Review: Robert Glasper Experiment genre hops on 'ArtScience'

AP News
Posted: Sep 16, 2016 2:59 PM
Review: Robert Glasper Experiment genre hops on 'ArtScience'

Robert Glasper Experiment, "ArtScience" (Blue Note Records)

The Robert Glasper Experiment hoists a jazz sail on "ArtScience" for a spirited cruise on seas of soul, dance, funk and pop.

Recorded in New Orleans in two weeks, the band wrote most of its self-produced third album and even handles the vocals instead of relying again on stellar guest singers.

Free and easy and unafraid to mix and match, "ArtScience" crosses over but repeatedly returns to its jazz harbor.

"This Is Not Fear" launches the album like a brief résumé. Some post-bop piano and sax open into turntable samples and a live band introduction — Glasper on keyboards, bassist Derrick Hodge, drummer Mark Colenburg and Casey Benjamin on saxes.
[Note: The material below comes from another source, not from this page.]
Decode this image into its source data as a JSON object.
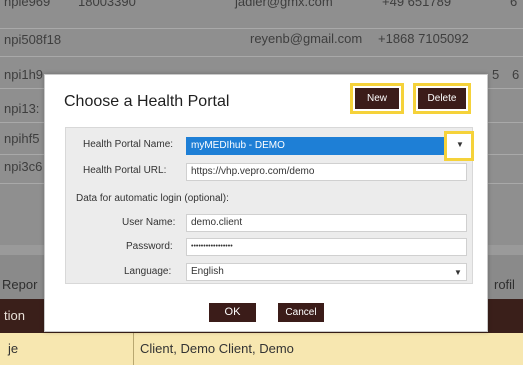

"Day to Day" has a fluid, Isley Brothers-style groove while "Written In Stone" is built on excellent guest guitarist Michael Severson's early Police-like strum and some heavy Hodge bass riffs.

Vocoder-ized vocals give "Find You" a futuristic tint as spot-on comments on current events from Glasper's five-year-old son bring the song very much into the now. Glasper's Rhodes piano solo drives Herbie Hancock's "Tell Me a Bedtime Story," but with whole band shining brightly you'll find it impossible to fall asleep.

The album ends with a cover of the Jimmy Jam and Terry Lewis-written "Human," in which the line about "born to make mistakes" must be a mea culpa for still another round of vocoder excess.

The band won R&B Grammy Awards in 2013 for the "Black Radio" album and last year for a cover of Stevie Wonder's "Jesus Children of America." For "ArtScience" the Recording Academy may need a new category.